"On the Edge of the Global Economy contends that despite growing global economic integration, some nations continue to be disadvantaged by remoteness, low connectivity, a small-scale economy and low population density. The book concludes that these economies may nonetheless have significant potential, for example through offering an attractive natural environment, a pleasant climate, various types of niche production and customized services that can lure footloose firms and mobile workers. The contributors review the issues and assess the empirical evidence regarding the various opportunities and challenges facing small remote economies in the global economy. They find that locality and proximity still matter, but that the global economic configuration also offers new opportunities to peripheral nations. Expanding the literature on a somewhat neglected aspect of globalization, this book will be of great interest to economists, geographers and other researchers specializing in globalization and related topics. In addition, it will be very useful to policymakers in small remote economies."

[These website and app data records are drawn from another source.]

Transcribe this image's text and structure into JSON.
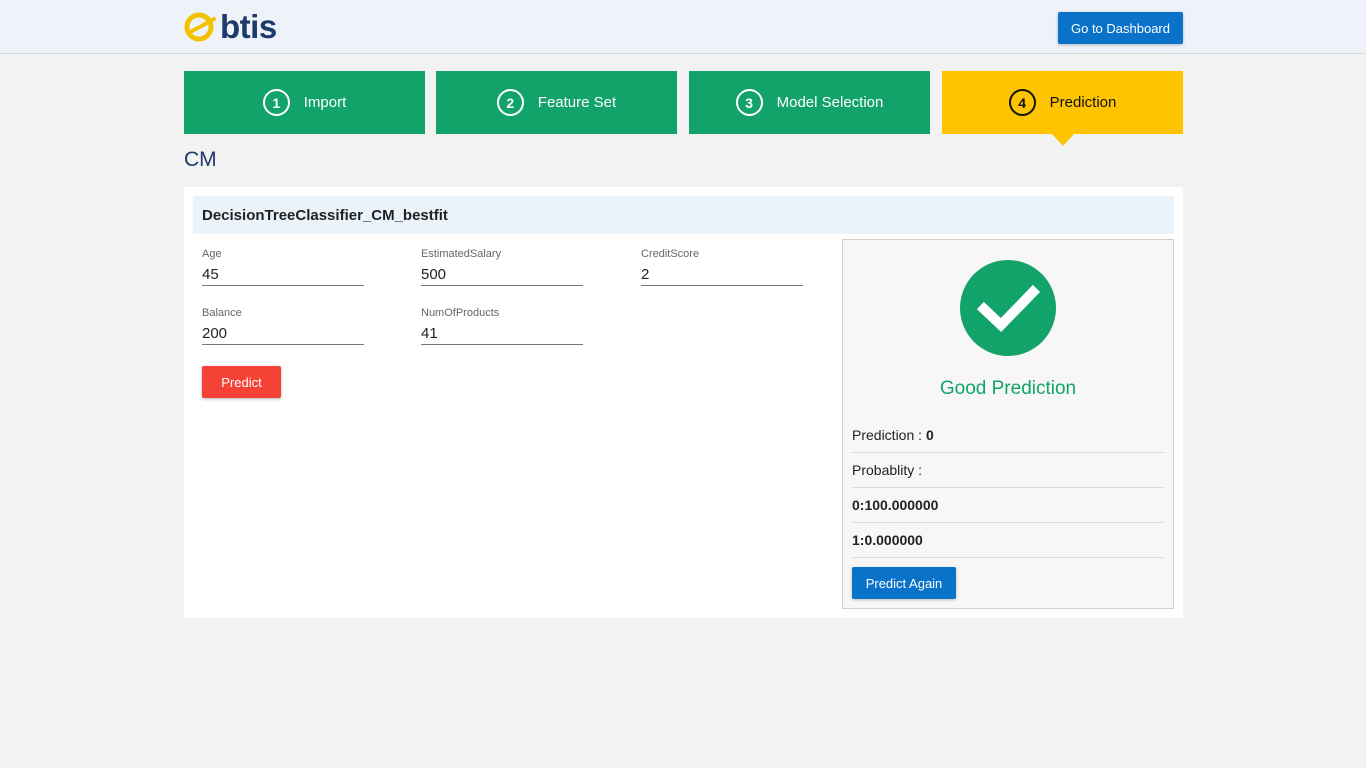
{
  "header": {
    "logo_text": "btis",
    "dashboard_label": "Go to Dashboard"
  },
  "steps": [
    {
      "number": "1",
      "label": "Import",
      "active": false
    },
    {
      "number": "2",
      "label": "Feature Set",
      "active": false
    },
    {
      "number": "3",
      "label": "Model Selection",
      "active": false
    },
    {
      "number": "4",
      "label": "Prediction",
      "active": true
    }
  ],
  "page_title": "CM",
  "model": {
    "name": "DecisionTreeClassifier_CM_bestfit"
  },
  "fields": {
    "age": {
      "label": "Age",
      "value": "45"
    },
    "estimated_salary": {
      "label": "EstimatedSalary",
      "value": "500"
    },
    "credit_score": {
      "label": "CreditScore",
      "value": "2"
    },
    "balance": {
      "label": "Balance",
      "value": "200"
    },
    "num_of_products": {
      "label": "NumOfProducts",
      "value": "41"
    }
  },
  "predict_label": "Predict",
  "result": {
    "status": "Good Prediction",
    "prediction_label": "Prediction :",
    "prediction_value": "0",
    "probability_label": "Probablity :",
    "prob_0": "0:100.000000",
    "prob_1": "1:0.000000",
    "predict_again_label": "Predict Again"
  },
  "colors": {
    "green": "#12a36a",
    "yellow": "#ffc400",
    "blue": "#0a72c9",
    "red": "#f44336",
    "navy": "#1d3a6b"
  }
}
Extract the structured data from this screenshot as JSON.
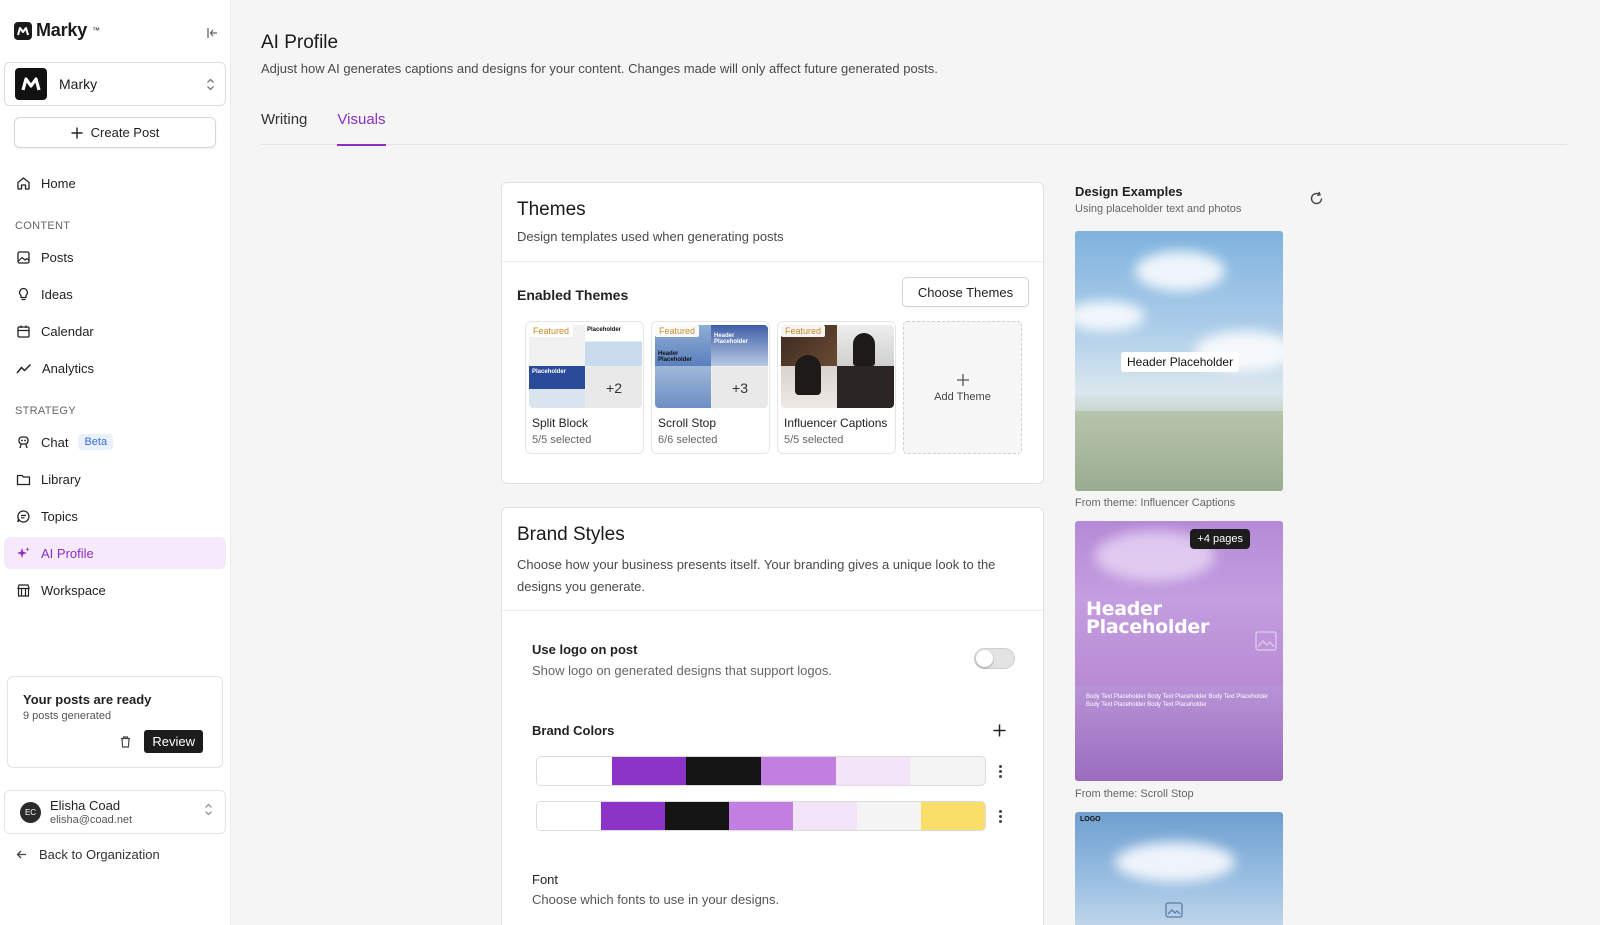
{
  "app": {
    "brand_name": "Marky",
    "brand_tm": "™"
  },
  "workspace": {
    "name": "Marky"
  },
  "sidebar": {
    "create_label": "Create Post",
    "home_label": "Home",
    "content_section": "CONTENT",
    "strategy_section": "STRATEGY",
    "items": {
      "posts": "Posts",
      "ideas": "Ideas",
      "calendar": "Calendar",
      "analytics": "Analytics",
      "chat": "Chat",
      "chat_badge": "Beta",
      "library": "Library",
      "topics": "Topics",
      "ai_profile": "AI Profile",
      "workspace": "Workspace"
    },
    "notice": {
      "title": "Your posts are ready",
      "subtitle": "9 posts generated",
      "review_label": "Review"
    },
    "user": {
      "initials": "EC",
      "name": "Elisha Coad",
      "email": "elisha@coad.net"
    },
    "back_label": "Back to Organization"
  },
  "page": {
    "title": "AI Profile",
    "subtitle": "Adjust how AI generates captions and designs for your content. Changes made will only affect future generated posts.",
    "tabs": [
      "Writing",
      "Visuals"
    ],
    "active_tab": "Visuals"
  },
  "themes": {
    "title": "Themes",
    "description": "Design templates used when generating posts",
    "enabled_title": "Enabled Themes",
    "choose_label": "Choose Themes",
    "featured_label": "Featured",
    "items": [
      {
        "name": "Split Block",
        "selected": "5/5 selected",
        "more": "+2"
      },
      {
        "name": "Scroll Stop",
        "selected": "6/6 selected",
        "more": "+3"
      },
      {
        "name": "Influencer Captions",
        "selected": "5/5 selected",
        "more": ""
      }
    ],
    "add_label": "Add Theme"
  },
  "brand": {
    "title": "Brand Styles",
    "description": "Choose how your business presents itself. Your branding gives a unique look to the designs you generate.",
    "logo_label": "Use logo on post",
    "logo_sub": "Show logo on generated designs that support logos.",
    "logo_enabled": false,
    "colors_label": "Brand Colors",
    "palettes": [
      [
        "#ffffff",
        "#8c34c8",
        "#141414",
        "#c27ee0",
        "#f3e4f9",
        "#f4f4f4"
      ],
      [
        "#ffffff",
        "#8c34c8",
        "#141414",
        "#c27ee0",
        "#f3e4f9",
        "#f4f4f4",
        "#f7df6a"
      ]
    ],
    "font_label": "Font",
    "font_sub": "Choose which fonts to use in your designs."
  },
  "examples": {
    "title": "Design Examples",
    "subtitle": "Using placeholder text and photos",
    "items": [
      {
        "header": "Header Placeholder",
        "caption": "From theme: Influencer Captions"
      },
      {
        "badge": "+4 pages",
        "header": "Header Placeholder",
        "body": "Body Text Placeholder Body Text Placeholder Body Text Placeholder Body Text Placeholder Body Text Placeholder",
        "caption": "From theme: Scroll Stop"
      },
      {
        "logo": "LOGO"
      }
    ]
  }
}
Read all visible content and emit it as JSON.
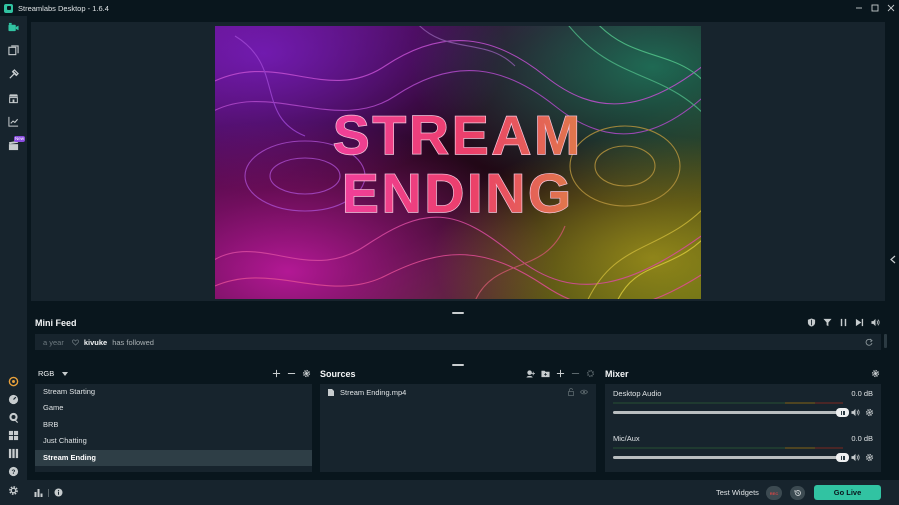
{
  "window": {
    "title": "Streamlabs Desktop - 1.6.4",
    "minimize_icon": "minimize-icon",
    "maximize_icon": "maximize-icon",
    "close_icon": "close-icon"
  },
  "sidebar": {
    "items": [
      {
        "icon": "editor-icon",
        "active": true
      },
      {
        "icon": "themes-icon"
      },
      {
        "icon": "app-store-icon"
      },
      {
        "icon": "store-icon"
      },
      {
        "icon": "dashboard-icon"
      },
      {
        "icon": "highlighter-icon",
        "badge": "New"
      }
    ],
    "bottom_items": [
      {
        "icon": "prime-icon"
      },
      {
        "icon": "dashboard-link-icon"
      },
      {
        "icon": "chat-icon"
      },
      {
        "icon": "layout-icon"
      },
      {
        "icon": "studio-mode-icon"
      },
      {
        "icon": "help-icon"
      },
      {
        "icon": "settings-icon"
      }
    ]
  },
  "preview": {
    "line1": "STREAM",
    "line2": "ENDING"
  },
  "mini_feed": {
    "title": "Mini Feed",
    "tools": [
      "filter-shield-icon",
      "filter-icon",
      "pause-icon",
      "skip-icon",
      "volume-icon"
    ],
    "events": [
      {
        "time": "a year",
        "user": "kivuke",
        "action": "has followed"
      }
    ]
  },
  "scenes": {
    "collection": "RGB",
    "items": [
      "Stream Starting",
      "Game",
      "BRB",
      "Just Chatting",
      "Stream Ending"
    ],
    "active_index": 4
  },
  "sources": {
    "title": "Sources",
    "items": [
      {
        "name": "Stream Ending.mp4"
      }
    ]
  },
  "mixer": {
    "title": "Mixer",
    "channels": [
      {
        "name": "Desktop Audio",
        "db": "0.0 dB",
        "level": 1.0
      },
      {
        "name": "Mic/Aux",
        "db": "0.0 dB",
        "level": 1.0
      }
    ]
  },
  "footer": {
    "test_widgets": "Test Widgets",
    "rec_label": "REC",
    "go_live": "Go Live"
  },
  "colors": {
    "accent": "#31c3a2",
    "background": "#09161d",
    "panel": "#17242d"
  }
}
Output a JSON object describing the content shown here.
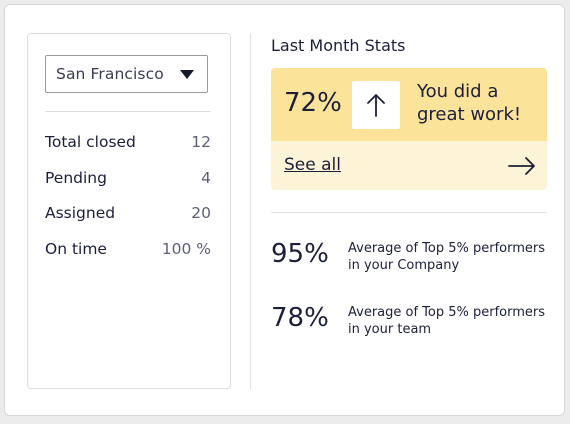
{
  "location_select": {
    "selected": "San Francisco"
  },
  "task_stats": [
    {
      "label": "Total closed",
      "value": "12"
    },
    {
      "label": "Pending",
      "value": "4"
    },
    {
      "label": "Assigned",
      "value": "20"
    },
    {
      "label": "On time",
      "value": "100 %"
    }
  ],
  "monthly_stats": {
    "title": "Last Month Stats",
    "highlight": {
      "percent": "72%",
      "message": "You did a great work!",
      "link_label": "See all"
    },
    "performance": [
      {
        "percent": "95%",
        "description": "Average of Top 5% performers in your Company"
      },
      {
        "percent": "78%",
        "description": "Average of Top 5% performers in your team"
      }
    ]
  },
  "colors": {
    "highlight_top": "#fbe39a",
    "highlight_bottom": "#fdf4d8",
    "text_primary": "#1c1f3b",
    "text_muted": "#5d6075"
  },
  "icons": {
    "dropdown": "caret-down-icon",
    "trend": "arrow-up-icon",
    "link": "arrow-right-icon"
  }
}
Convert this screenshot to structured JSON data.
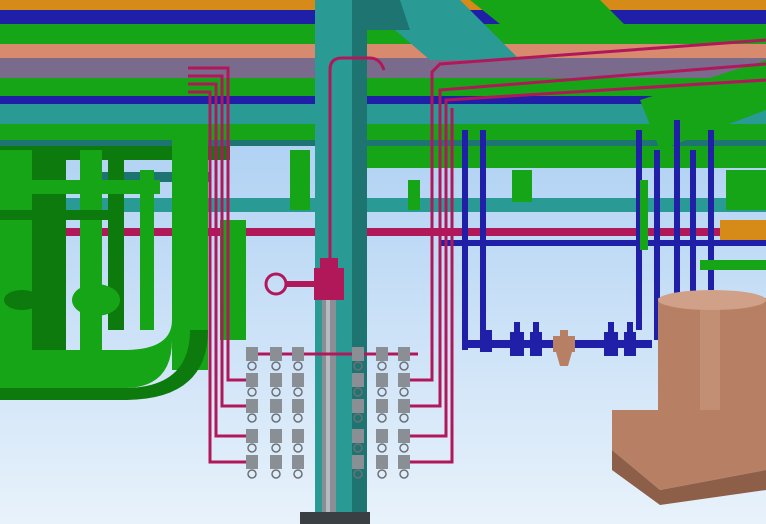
{
  "scene": {
    "kind": "3d-plant-piping-model-render",
    "colors": {
      "sky_top": "#9cc6f1",
      "sky_bottom": "#e8f2fb",
      "steel": "#2a9a95",
      "steel_dark": "#1e7471",
      "pipe_green": "#16a516",
      "pipe_green_dark": "#0d7a0d",
      "pipe_magenta": "#b0185a",
      "pipe_blue": "#1f1fa8",
      "pipe_purple": "#7a6a8c",
      "pipe_salmon": "#d88a6e",
      "pipe_orange": "#d68a18",
      "valve_gray": "#8a8f96",
      "vessel_tan": "#b78064"
    },
    "objects": [
      "steel-column",
      "overhead-pipe-rack",
      "large-green-elbow-pipe",
      "instrument-manifold",
      "handwheel-valve",
      "blue-pipe-valve-train",
      "strainer",
      "vertical-vessel"
    ]
  }
}
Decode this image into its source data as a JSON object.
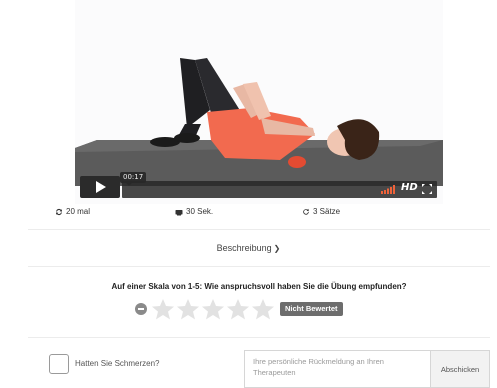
{
  "video": {
    "time_tip": "00:17",
    "hd_label": "HD",
    "icons": [
      "play-icon",
      "volume-icon",
      "fullscreen-icon"
    ]
  },
  "stats": {
    "reps": "20 mal",
    "duration": "30 Sek.",
    "sets": "3 Sätze",
    "icons": [
      "repeat-icon",
      "timer-icon",
      "refresh-icon"
    ]
  },
  "description": {
    "label": "Beschreibung",
    "icon": "chevron-down-icon"
  },
  "rating": {
    "question": "Auf einer Skala von 1-5: Wie anspruchsvoll haben Sie die Übung empfunden?",
    "max_stars": 5,
    "value": 0,
    "status_label": "Nicht Bewertet"
  },
  "feedback": {
    "pain_label": "Hatten Sie Schmerzen?",
    "placeholder": "Ihre persönliche Rückmeldung an Ihren Therapeuten",
    "submit_label": "Abschicken"
  },
  "colors": {
    "mat": "#5b5b5b",
    "shirt": "#f26a4f",
    "controls": "#2b2b2b",
    "badge": "#6d6d6d",
    "volume": "#f0633a"
  }
}
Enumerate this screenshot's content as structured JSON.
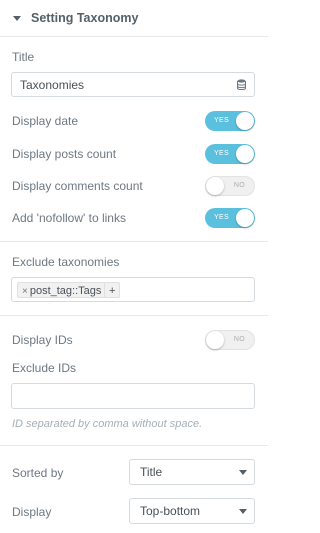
{
  "section": {
    "title": "Setting Taxonomy"
  },
  "title_field": {
    "label": "Title",
    "value": "Taxonomies"
  },
  "toggles": {
    "display_date": {
      "label": "Display date",
      "state": "YES"
    },
    "display_posts_count": {
      "label": "Display posts count",
      "state": "YES"
    },
    "display_comments_count": {
      "label": "Display comments count",
      "state": "NO"
    },
    "nofollow": {
      "label": "Add 'nofollow' to links",
      "state": "YES"
    },
    "display_ids": {
      "label": "Display IDs",
      "state": "NO"
    }
  },
  "exclude_taxonomies": {
    "label": "Exclude taxonomies",
    "tags": [
      {
        "remove": "×",
        "text": "post_tag::Tags"
      }
    ],
    "add": "+"
  },
  "exclude_ids": {
    "label": "Exclude IDs",
    "value": "",
    "hint": "ID separated by comma without space."
  },
  "sorted_by": {
    "label": "Sorted by",
    "value": "Title"
  },
  "display": {
    "label": "Display",
    "value": "Top-bottom"
  },
  "colors": {
    "switch_on": "#5bc0de",
    "switch_off": "#f0f0f0",
    "border": "#d5dadf",
    "text": "#6d7882"
  }
}
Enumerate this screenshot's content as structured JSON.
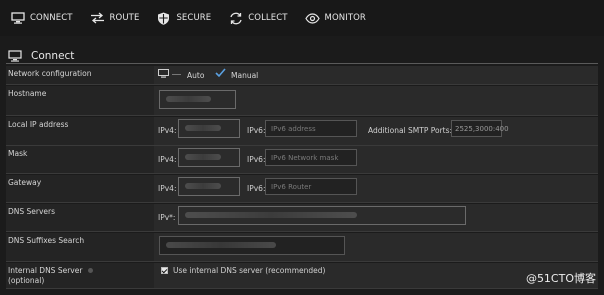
{
  "nav": {
    "items": [
      {
        "label": "CONNECT",
        "icon": "monitor-icon"
      },
      {
        "label": "ROUTE",
        "icon": "arrows-icon"
      },
      {
        "label": "SECURE",
        "icon": "shield-icon"
      },
      {
        "label": "COLLECT",
        "icon": "cycle-icon"
      },
      {
        "label": "MONITOR",
        "icon": "eye-icon"
      }
    ]
  },
  "section": {
    "title": "Connect",
    "icon": "monitor-icon"
  },
  "form": {
    "network_config": {
      "label": "Network configuration",
      "auto": "Auto",
      "manual": "Manual",
      "selected": "Manual"
    },
    "hostname": {
      "label": "Hostname"
    },
    "local_ip": {
      "label": "Local IP address",
      "ipv4_label": "IPv4:",
      "ipv6_label": "IPv6:",
      "ipv6_placeholder": "IPv6 address",
      "smtp_label": "Additional SMTP Ports:",
      "smtp_value": "2525,3000:400"
    },
    "mask": {
      "label": "Mask",
      "ipv4_label": "IPv4:",
      "ipv6_label": "IPv6:",
      "ipv6_placeholder": "IPv6 Network mask"
    },
    "gateway": {
      "label": "Gateway",
      "ipv4_label": "IPv4:",
      "ipv6_label": "IPv6:",
      "ipv6_placeholder": "IPv6 Router"
    },
    "dns": {
      "label": "DNS Servers",
      "ip_label": "IPv*:"
    },
    "dns_suffix": {
      "label": "DNS Suffixes Search"
    },
    "internal_dns": {
      "label": "Internal DNS Server",
      "label2": "(optional)",
      "checkbox_label": "Use internal DNS server (recommended)",
      "checked": true
    }
  },
  "watermark": "@51CTO博客"
}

"'This excellent book is very well targeted in the globalization literature regarding the question of how the peripheral locations in the world participate in the transformed and globalized economy of the new century. The problem faced by most of these locations is that they are remote and do not have sufficient scale or agglomerated activities to compete in a big way with firms and industries more centered in the perfumed parlors of global economy. The book has a number of contributions that address this topic head on and offer a variety of coping strategies and public policies that can be used to offset this disadvantage. In short, this is a great book because it hits a solid market in the globalization literature that has been minimally developed and it does it in a very interesting way.' - Roger Stough, George Mason University, US"